[Extracted records]
-- Opening Marker --
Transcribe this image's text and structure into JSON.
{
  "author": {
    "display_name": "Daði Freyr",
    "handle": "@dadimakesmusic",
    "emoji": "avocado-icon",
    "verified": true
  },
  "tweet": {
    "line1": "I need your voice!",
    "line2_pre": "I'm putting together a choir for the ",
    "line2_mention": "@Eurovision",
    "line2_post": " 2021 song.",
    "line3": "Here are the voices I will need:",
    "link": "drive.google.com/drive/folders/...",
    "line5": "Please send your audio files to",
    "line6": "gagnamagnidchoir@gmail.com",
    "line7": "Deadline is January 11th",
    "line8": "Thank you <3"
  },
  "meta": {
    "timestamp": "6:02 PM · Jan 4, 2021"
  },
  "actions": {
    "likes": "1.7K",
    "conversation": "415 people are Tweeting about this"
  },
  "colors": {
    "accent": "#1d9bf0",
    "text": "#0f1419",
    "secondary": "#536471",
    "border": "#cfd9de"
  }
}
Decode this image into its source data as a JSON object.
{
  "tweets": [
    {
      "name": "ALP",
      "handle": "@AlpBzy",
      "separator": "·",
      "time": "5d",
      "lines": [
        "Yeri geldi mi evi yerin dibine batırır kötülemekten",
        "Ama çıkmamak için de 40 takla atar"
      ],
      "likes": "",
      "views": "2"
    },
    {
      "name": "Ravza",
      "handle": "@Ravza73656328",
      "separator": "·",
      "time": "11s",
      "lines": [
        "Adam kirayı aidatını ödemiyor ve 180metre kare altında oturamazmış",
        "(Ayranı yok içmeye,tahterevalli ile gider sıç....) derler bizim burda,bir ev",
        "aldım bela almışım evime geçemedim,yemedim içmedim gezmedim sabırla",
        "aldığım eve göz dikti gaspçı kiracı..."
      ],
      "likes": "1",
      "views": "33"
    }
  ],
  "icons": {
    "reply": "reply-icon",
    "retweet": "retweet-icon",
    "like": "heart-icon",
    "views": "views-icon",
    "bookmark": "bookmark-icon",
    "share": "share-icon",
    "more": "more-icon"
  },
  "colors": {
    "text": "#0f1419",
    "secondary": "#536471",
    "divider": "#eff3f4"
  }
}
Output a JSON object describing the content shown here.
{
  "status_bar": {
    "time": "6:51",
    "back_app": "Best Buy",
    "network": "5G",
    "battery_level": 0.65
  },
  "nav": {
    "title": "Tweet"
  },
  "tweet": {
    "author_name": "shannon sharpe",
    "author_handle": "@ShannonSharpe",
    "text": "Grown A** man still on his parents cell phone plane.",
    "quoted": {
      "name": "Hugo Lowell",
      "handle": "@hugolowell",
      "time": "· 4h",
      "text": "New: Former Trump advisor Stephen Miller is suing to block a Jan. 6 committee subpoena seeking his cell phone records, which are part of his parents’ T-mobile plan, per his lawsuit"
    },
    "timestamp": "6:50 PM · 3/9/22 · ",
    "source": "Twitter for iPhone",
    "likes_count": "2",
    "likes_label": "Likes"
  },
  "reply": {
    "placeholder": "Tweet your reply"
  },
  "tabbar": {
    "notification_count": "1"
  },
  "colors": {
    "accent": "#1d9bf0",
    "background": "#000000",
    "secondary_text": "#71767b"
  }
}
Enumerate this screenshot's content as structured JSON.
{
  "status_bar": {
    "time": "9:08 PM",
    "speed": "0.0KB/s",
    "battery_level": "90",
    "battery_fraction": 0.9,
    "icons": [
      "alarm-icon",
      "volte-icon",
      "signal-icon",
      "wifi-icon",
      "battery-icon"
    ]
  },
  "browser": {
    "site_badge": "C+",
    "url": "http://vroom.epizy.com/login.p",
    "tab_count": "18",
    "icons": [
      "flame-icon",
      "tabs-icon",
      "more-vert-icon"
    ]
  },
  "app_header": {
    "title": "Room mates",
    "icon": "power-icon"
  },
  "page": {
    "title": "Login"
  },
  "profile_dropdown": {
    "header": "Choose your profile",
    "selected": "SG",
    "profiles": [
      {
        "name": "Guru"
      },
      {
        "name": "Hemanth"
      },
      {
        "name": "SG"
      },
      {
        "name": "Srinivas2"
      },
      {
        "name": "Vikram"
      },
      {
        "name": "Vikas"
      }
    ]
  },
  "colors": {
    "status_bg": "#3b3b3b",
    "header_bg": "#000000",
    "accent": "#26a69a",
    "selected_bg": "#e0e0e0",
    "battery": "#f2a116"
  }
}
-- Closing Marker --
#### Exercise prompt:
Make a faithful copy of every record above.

#### Response area:
Transcribe this image's text and structure into JSON.
{
  "author": {
    "display_name": "Daði Freyr",
    "handle": "@dadimakesmusic",
    "emoji": "avocado-icon",
    "verified": true
  },
  "tweet": {
    "line1": "I need your voice!",
    "line2_pre": "I'm putting together a choir for the ",
    "line2_mention": "@Eurovision",
    "line2_post": " 2021 song.",
    "line3": "Here are the voices I will need:",
    "link": "drive.google.com/drive/folders/...",
    "line5": "Please send your audio files to",
    "line6": "gagnamagnidchoir@gmail.com",
    "line7": "Deadline is January 11th",
    "line8": "Thank you <3"
  },
  "meta": {
    "timestamp": "6:02 PM · Jan 4, 2021"
  },
  "actions": {
    "likes": "1.7K",
    "conversation": "415 people are Tweeting about this"
  },
  "colors": {
    "accent": "#1d9bf0",
    "text": "#0f1419",
    "secondary": "#536471",
    "border": "#cfd9de"
  }
}
Decode this image into its source data as a JSON object.
{
  "tweets": [
    {
      "name": "ALP",
      "handle": "@AlpBzy",
      "separator": "·",
      "time": "5d",
      "lines": [
        "Yeri geldi mi evi yerin dibine batırır kötülemekten",
        "Ama çıkmamak için de 40 takla atar"
      ],
      "likes": "",
      "views": "2"
    },
    {
      "name": "Ravza",
      "handle": "@Ravza73656328",
      "separator": "·",
      "time": "11s",
      "lines": [
        "Adam kirayı aidatını ödemiyor ve 180metre kare altında oturamazmış",
        "(Ayranı yok içmeye,tahterevalli ile gider sıç....) derler bizim burda,bir ev",
        "aldım bela almışım evime geçemedim,yemedim içmedim gezmedim sabırla",
        "aldığım eve göz dikti gaspçı kiracı..."
      ],
      "likes": "1",
      "views": "33"
    }
  ],
  "icons": {
    "reply": "reply-icon",
    "retweet": "retweet-icon",
    "like": "heart-icon",
    "views": "views-icon",
    "bookmark": "bookmark-icon",
    "share": "share-icon",
    "more": "more-icon"
  },
  "colors": {
    "text": "#0f1419",
    "secondary": "#536471",
    "divider": "#eff3f4"
  }
}
Output a JSON object describing the content shown here.
{
  "status_bar": {
    "time": "6:51",
    "back_app": "Best Buy",
    "network": "5G",
    "battery_level": 0.65
  },
  "nav": {
    "title": "Tweet"
  },
  "tweet": {
    "author_name": "shannon sharpe",
    "author_handle": "@ShannonSharpe",
    "text": "Grown A** man still on his parents cell phone plane.",
    "quoted": {
      "name": "Hugo Lowell",
      "handle": "@hugolowell",
      "time": "· 4h",
      "text": "New: Former Trump advisor Stephen Miller is suing to block a Jan. 6 committee subpoena seeking his cell phone records, which are part of his parents’ T-mobile plan, per his lawsuit"
    },
    "timestamp": "6:50 PM · 3/9/22 · ",
    "source": "Twitter for iPhone",
    "likes_count": "2",
    "likes_label": "Likes"
  },
  "reply": {
    "placeholder": "Tweet your reply"
  },
  "tabbar": {
    "notification_count": "1"
  },
  "colors": {
    "accent": "#1d9bf0",
    "background": "#000000",
    "secondary_text": "#71767b"
  }
}
Enumerate this screenshot's content as structured JSON.
{
  "status_bar": {
    "time": "9:08 PM",
    "speed": "0.0KB/s",
    "battery_level": "90",
    "battery_fraction": 0.9,
    "icons": [
      "alarm-icon",
      "volte-icon",
      "signal-icon",
      "wifi-icon",
      "battery-icon"
    ]
  },
  "browser": {
    "site_badge": "C+",
    "url": "http://vroom.epizy.com/login.p",
    "tab_count": "18",
    "icons": [
      "flame-icon",
      "tabs-icon",
      "more-vert-icon"
    ]
  },
  "app_header": {
    "title": "Room mates",
    "icon": "power-icon"
  },
  "page": {
    "title": "Login"
  },
  "profile_dropdown": {
    "header": "Choose your profile",
    "selected": "SG",
    "profiles": [
      {
        "name": "Guru"
      },
      {
        "name": "Hemanth"
      },
      {
        "name": "SG"
      },
      {
        "name": "Srinivas2"
      },
      {
        "name": "Vikram"
      },
      {
        "name": "Vikas"
      }
    ]
  },
  "colors": {
    "status_bg": "#3b3b3b",
    "header_bg": "#000000",
    "accent": "#26a69a",
    "selected_bg": "#e0e0e0",
    "battery": "#f2a116"
  }
}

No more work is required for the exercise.